*** Opening THE DATA ***

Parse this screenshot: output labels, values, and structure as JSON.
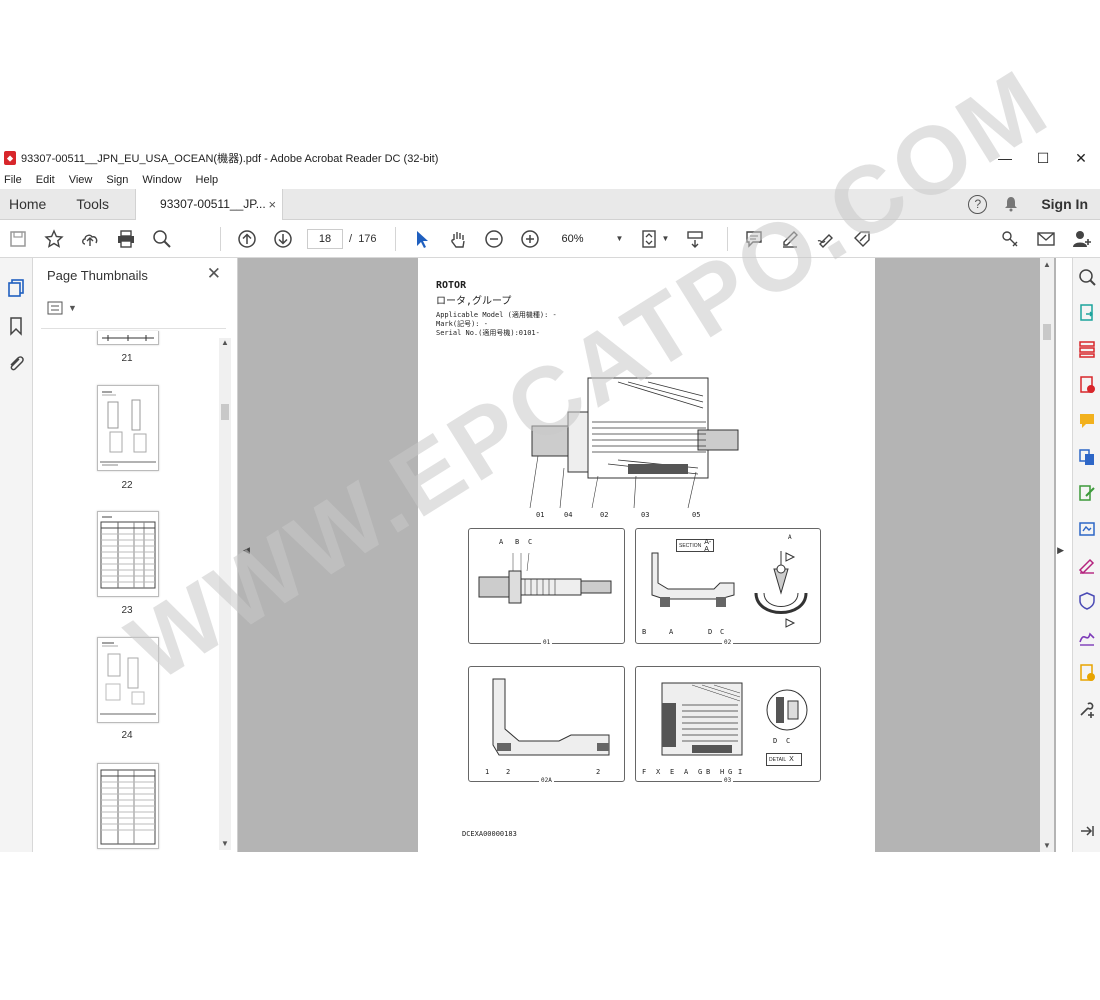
{
  "window": {
    "title": "93307-00511__JPN_EU_USA_OCEAN(機器).pdf - Adobe Acrobat Reader DC (32-bit)",
    "minimize": "—",
    "maximize": "☐",
    "close": "✕"
  },
  "menu": [
    "File",
    "Edit",
    "View",
    "Sign",
    "Window",
    "Help"
  ],
  "tabs": {
    "home": "Home",
    "tools": "Tools",
    "document": "93307-00511__JP...",
    "close": "×",
    "signin": "Sign In"
  },
  "toolbar": {
    "page_current": "18",
    "page_separator": "/",
    "page_total": "176",
    "zoom": "60%"
  },
  "thumbnails": {
    "header": "Page Thumbnails",
    "close": "✕",
    "pages": [
      "21",
      "22",
      "23",
      "24"
    ]
  },
  "document_page": {
    "title_en": "ROTOR",
    "title_jp": "ロータ,グループ",
    "applicable_model": "Applicable Model (適用機種): -",
    "mark": "Mark(記号): -",
    "serial": "Serial No.(適用号機):0101-",
    "callouts_main": [
      "01",
      "04",
      "02",
      "03",
      "05"
    ],
    "panel_01_labels": [
      "A",
      "B",
      "C"
    ],
    "panel_01_caption": "01",
    "panel_02_section": "SECTION",
    "panel_02_section_id": "A-A",
    "panel_02_labels": [
      "B",
      "A",
      "D",
      "C"
    ],
    "panel_02_arrow": "A",
    "panel_02_caption": "02",
    "panel_02a_labels": [
      "1",
      "2",
      "2"
    ],
    "panel_02a_caption": "02A",
    "panel_03_labels": [
      "F",
      "X",
      "E",
      "A",
      "G",
      "B",
      "H",
      "G",
      "I"
    ],
    "panel_03_detail_labels": [
      "D",
      "C"
    ],
    "panel_03_detail": "DETAIL",
    "panel_03_detail_id": "X",
    "panel_03_caption": "03",
    "footer_code": "DCEXA00000183"
  },
  "watermark": "WWW.EPCATPO.COM"
}
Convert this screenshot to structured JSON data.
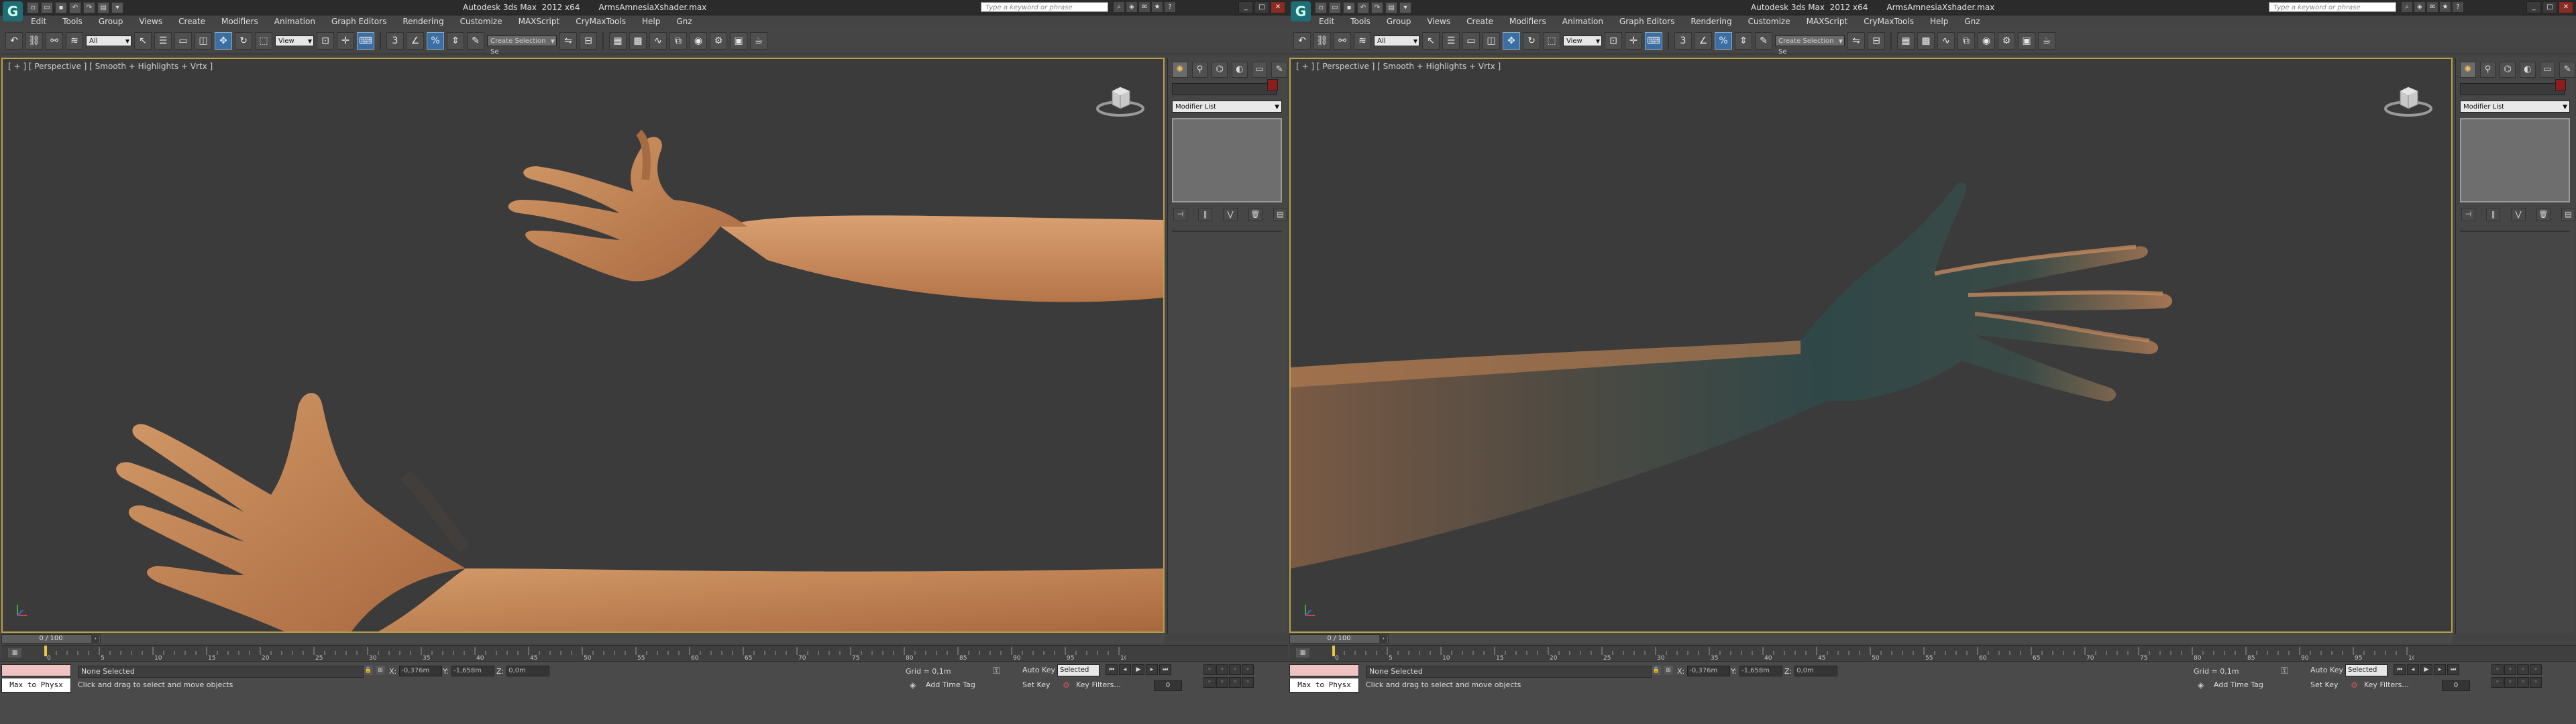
{
  "windows": [
    {
      "title": {
        "app": "Autodesk 3ds Max  2012 x64",
        "file": "ArmsAmnesiaXshader.max"
      },
      "search_placeholder": "Type a keyword or phrase",
      "menu": [
        "Edit",
        "Tools",
        "Group",
        "Views",
        "Create",
        "Modifiers",
        "Animation",
        "Graph Editors",
        "Rendering",
        "Customize",
        "MAXScript",
        "CryMaxTools",
        "Help",
        "Gnz"
      ],
      "toolbar": {
        "selection_filter": "All",
        "ref_coord": "View",
        "named_selection": "Create Selection Se"
      },
      "viewport": {
        "label": "[ + ] [ Perspective ] [ Smooth + Highlights + Vrtx ]",
        "scene": "Two outstretched left/right arms with open hands, rendered in warm skin tone"
      },
      "command_panel": {
        "modifier_list": "Modifier List"
      },
      "time_slider": {
        "label": "0 / 100"
      },
      "track": {
        "ticks": [
          "0",
          "5",
          "10",
          "15",
          "20",
          "25",
          "30",
          "35",
          "40",
          "45",
          "50",
          "55",
          "60",
          "65",
          "70",
          "75",
          "80",
          "85",
          "90",
          "95",
          "100"
        ]
      },
      "status": {
        "maxscript": "Max to Physx",
        "selection": "None Selected",
        "prompt": "Click and drag to select and move objects",
        "x_label": "X:",
        "x": "-0,376m",
        "y_label": "Y:",
        "y": "-1,658m",
        "z_label": "Z:",
        "z": "0,0m",
        "grid": "Grid = 0,1m",
        "auto_key": "Auto Key",
        "key_mode": "Selected",
        "set_key": "Set Key",
        "key_filters": "Key Filters...",
        "add_time_tag": "Add Time Tag",
        "frame": "0"
      }
    },
    {
      "title": {
        "app": "Autodesk 3ds Max  2012 x64",
        "file": "ArmsAmnesiaXshader.max"
      },
      "search_placeholder": "Type a keyword or phrase",
      "menu": [
        "Edit",
        "Tools",
        "Group",
        "Views",
        "Create",
        "Modifiers",
        "Animation",
        "Graph Editors",
        "Rendering",
        "Customize",
        "MAXScript",
        "CryMaxTools",
        "Help",
        "Gnz"
      ],
      "toolbar": {
        "selection_filter": "All",
        "ref_coord": "View",
        "named_selection": "Create Selection Se"
      },
      "viewport": {
        "label": "[ + ] [ Perspective ] [ Smooth + Highlights + Vrtx ]",
        "scene": "Single outstretched arm with open hand, back side in shadow"
      },
      "command_panel": {
        "modifier_list": "Modifier List"
      },
      "time_slider": {
        "label": "0 / 100"
      },
      "track": {
        "ticks": [
          "0",
          "5",
          "10",
          "15",
          "20",
          "25",
          "30",
          "35",
          "40",
          "45",
          "50",
          "55",
          "60",
          "65",
          "70",
          "75",
          "80",
          "85",
          "90",
          "95",
          "100"
        ]
      },
      "status": {
        "maxscript": "Max to Physx",
        "selection": "None Selected",
        "prompt": "Click and drag to select and move objects",
        "x_label": "X:",
        "x": "-0,376m",
        "y_label": "Y:",
        "y": "-1,658m",
        "z_label": "Z:",
        "z": "0,0m",
        "grid": "Grid = 0,1m",
        "auto_key": "Auto Key",
        "key_mode": "Selected",
        "set_key": "Set Key",
        "key_filters": "Key Filters...",
        "add_time_tag": "Add Time Tag",
        "frame": "0"
      }
    }
  ],
  "colors": {
    "viewport_border": "#b8a04a",
    "skin": "#c98a57",
    "skin_shadow": "#2f4748",
    "background": "#3b3b3b"
  }
}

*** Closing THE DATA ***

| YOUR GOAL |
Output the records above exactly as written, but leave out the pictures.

| SOLUTION FOR THIS EXERCISE |
Parse this screenshot: output labels, values, and structure as JSON.
{
  "window": {
    "title": "93307-00511__JPN_EU_USA_OCEAN(機器).pdf - Adobe Acrobat Reader DC (32-bit)",
    "minimize": "—",
    "maximize": "☐",
    "close": "✕"
  },
  "menu": [
    "File",
    "Edit",
    "View",
    "Sign",
    "Window",
    "Help"
  ],
  "tabs": {
    "home": "Home",
    "tools": "Tools",
    "document": "93307-00511__JP...",
    "close": "×",
    "signin": "Sign In"
  },
  "toolbar": {
    "page_current": "18",
    "page_separator": "/",
    "page_total": "176",
    "zoom": "60%"
  },
  "thumbnails": {
    "header": "Page Thumbnails",
    "close": "✕",
    "pages": [
      "21",
      "22",
      "23",
      "24"
    ]
  },
  "document_page": {
    "title_en": "ROTOR",
    "title_jp": "ロータ,グループ",
    "applicable_model": "Applicable Model (適用機種): -",
    "mark": "Mark(記号): -",
    "serial": "Serial No.(適用号機):0101-",
    "callouts_main": [
      "01",
      "04",
      "02",
      "03",
      "05"
    ],
    "panel_01_labels": [
      "A",
      "B",
      "C"
    ],
    "panel_01_caption": "01",
    "panel_02_section": "SECTION",
    "panel_02_section_id": "A-A",
    "panel_02_labels": [
      "B",
      "A",
      "D",
      "C"
    ],
    "panel_02_arrow": "A",
    "panel_02_caption": "02",
    "panel_02a_labels": [
      "1",
      "2",
      "2"
    ],
    "panel_02a_caption": "02A",
    "panel_03_labels": [
      "F",
      "X",
      "E",
      "A",
      "G",
      "B",
      "H",
      "G",
      "I"
    ],
    "panel_03_detail_labels": [
      "D",
      "C"
    ],
    "panel_03_detail": "DETAIL",
    "panel_03_detail_id": "X",
    "panel_03_caption": "03",
    "footer_code": "DCEXA00000183"
  },
  "watermark": "WWW.EPCATPO.COM"
}
Convert this screenshot to structured JSON data.
{
  "windows": [
    {
      "title": {
        "app": "Autodesk 3ds Max  2012 x64",
        "file": "ArmsAmnesiaXshader.max"
      },
      "search_placeholder": "Type a keyword or phrase",
      "menu": [
        "Edit",
        "Tools",
        "Group",
        "Views",
        "Create",
        "Modifiers",
        "Animation",
        "Graph Editors",
        "Rendering",
        "Customize",
        "MAXScript",
        "CryMaxTools",
        "Help",
        "Gnz"
      ],
      "toolbar": {
        "selection_filter": "All",
        "ref_coord": "View",
        "named_selection": "Create Selection Se"
      },
      "viewport": {
        "label": "[ + ] [ Perspective ] [ Smooth + Highlights + Vrtx ]",
        "scene": "Two outstretched left/right arms with open hands, rendered in warm skin tone"
      },
      "command_panel": {
        "modifier_list": "Modifier List"
      },
      "time_slider": {
        "label": "0 / 100"
      },
      "track": {
        "ticks": [
          "0",
          "5",
          "10",
          "15",
          "20",
          "25",
          "30",
          "35",
          "40",
          "45",
          "50",
          "55",
          "60",
          "65",
          "70",
          "75",
          "80",
          "85",
          "90",
          "95",
          "100"
        ]
      },
      "status": {
        "maxscript": "Max to Physx",
        "selection": "None Selected",
        "prompt": "Click and drag to select and move objects",
        "x_label": "X:",
        "x": "-0,376m",
        "y_label": "Y:",
        "y": "-1,658m",
        "z_label": "Z:",
        "z": "0,0m",
        "grid": "Grid = 0,1m",
        "auto_key": "Auto Key",
        "key_mode": "Selected",
        "set_key": "Set Key",
        "key_filters": "Key Filters...",
        "add_time_tag": "Add Time Tag",
        "frame": "0"
      }
    },
    {
      "title": {
        "app": "Autodesk 3ds Max  2012 x64",
        "file": "ArmsAmnesiaXshader.max"
      },
      "search_placeholder": "Type a keyword or phrase",
      "menu": [
        "Edit",
        "Tools",
        "Group",
        "Views",
        "Create",
        "Modifiers",
        "Animation",
        "Graph Editors",
        "Rendering",
        "Customize",
        "MAXScript",
        "CryMaxTools",
        "Help",
        "Gnz"
      ],
      "toolbar": {
        "selection_filter": "All",
        "ref_coord": "View",
        "named_selection": "Create Selection Se"
      },
      "viewport": {
        "label": "[ + ] [ Perspective ] [ Smooth + Highlights + Vrtx ]",
        "scene": "Single outstretched arm with open hand, back side in shadow"
      },
      "command_panel": {
        "modifier_list": "Modifier List"
      },
      "time_slider": {
        "label": "0 / 100"
      },
      "track": {
        "ticks": [
          "0",
          "5",
          "10",
          "15",
          "20",
          "25",
          "30",
          "35",
          "40",
          "45",
          "50",
          "55",
          "60",
          "65",
          "70",
          "75",
          "80",
          "85",
          "90",
          "95",
          "100"
        ]
      },
      "status": {
        "maxscript": "Max to Physx",
        "selection": "None Selected",
        "prompt": "Click and drag to select and move objects",
        "x_label": "X:",
        "x": "-0,376m",
        "y_label": "Y:",
        "y": "-1,658m",
        "z_label": "Z:",
        "z": "0,0m",
        "grid": "Grid = 0,1m",
        "auto_key": "Auto Key",
        "key_mode": "Selected",
        "set_key": "Set Key",
        "key_filters": "Key Filters...",
        "add_time_tag": "Add Time Tag",
        "frame": "0"
      }
    }
  ],
  "colors": {
    "viewport_border": "#b8a04a",
    "skin": "#c98a57",
    "skin_shadow": "#2f4748",
    "background": "#3b3b3b"
  }
}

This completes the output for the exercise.